I applaud the age-celebratory essence of the articles and essays this website includes. Yet as a nonagenarian I cannot feel comfortable with the idea that age of itself creates a wise woman, and so I keep asking myself “What does it really mean to be a “wise woman?” Is it enough to enjoy and celebrate the more balanced outlook on life which the passage of time has bestowed upon us, or do our lifetime experiences also leave us with an obligation to remain engaged in the marketplace and in the body politic, as uncomfortable as that may sometimes be?
One answer comes back to us through the history of those women who came before us and who by their continued involvement, shaped the world we grew up in. Those women whose resolute determination and courage gave women the vote, gender equality in college admission and athletic competition, more control over our health and our bodies, made cracks in the glass ceiling, and joined the fight for civil rights and fair employment practices. For those of us who prospered through these changes, it is perhaps too easy to take them for granted and ignore the fact that the struggle still goes on for many.
The reality is that in the current climate there is an overriding need for our participation. Women are now being singled out for far more than a just portion of the so-called “ shared sacrifice.” Start with the fact that the majority of women wage-earners have been and are earning far less than men in equal positions. Add to that the fact that the majority of budget cuts at the state and national level affect those positions traditionally held primarily by women – in education, health care, social services, libraries, secretarial work. When Head Start and childcare slots are slashed or eliminated, when senior centers are closed, and funding for after school programs are closed, the working mothers and female caregivers are the ones whose jobs, continuing education, and responsibility for the young and the old are hugely affected. When collective bargaining is removed from the table, as in Wisconsin, it is primarily women who stand to lose the fair pay, health benefits, and a voice in working conditions. There is an unspoken but very effective effort to make all women less empowered and poor women poorer. Along with them the children suffer – and inevitably the rest of us.
What does a wise woman do? Remain informed. Speak out – to your children and grandchildren, your friends and neighbors. Participate – in community activity, local politics. Use the internet for information, for sharing thoughts with others, for contributing to causes you are informed about and believe in.
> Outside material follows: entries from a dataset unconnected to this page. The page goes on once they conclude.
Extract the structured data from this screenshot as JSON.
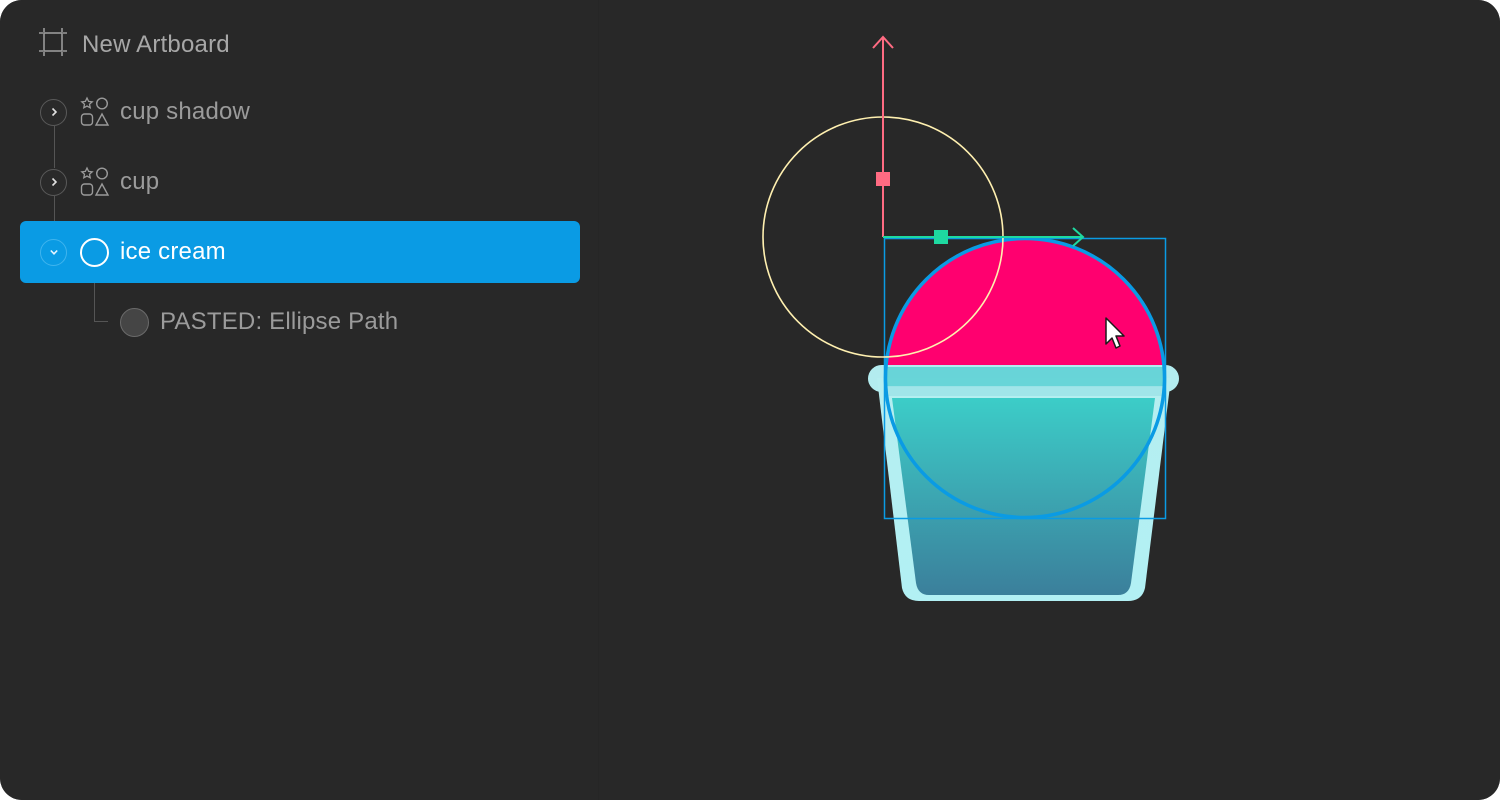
{
  "layers": {
    "artboard": {
      "label": "New Artboard",
      "icon": "artboard-icon"
    },
    "items": [
      {
        "label": "cup shadow",
        "icon": "shapes-group-icon",
        "expanded": false,
        "selected": false
      },
      {
        "label": "cup",
        "icon": "shapes-group-icon",
        "expanded": false,
        "selected": false
      },
      {
        "label": "ice cream",
        "icon": "ellipse-icon",
        "expanded": true,
        "selected": true
      },
      {
        "label": "PASTED: Ellipse Path",
        "icon": "ellipse-icon",
        "expanded": false,
        "selected": false,
        "child_of": "ice cream"
      }
    ]
  },
  "colors": {
    "selection": "#0a9be4",
    "ice_cream": "#ff006f",
    "y_axis": "#ff6b82",
    "x_axis": "#1ed9a0",
    "guide_circle": "#fff0b0"
  }
}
We have the advantage of living a history which has taught us that the wise woman does not stand by and ignore the issues of moral justice.
Doris Coster is a writer, a wise woman and an inspirational guide for WWN.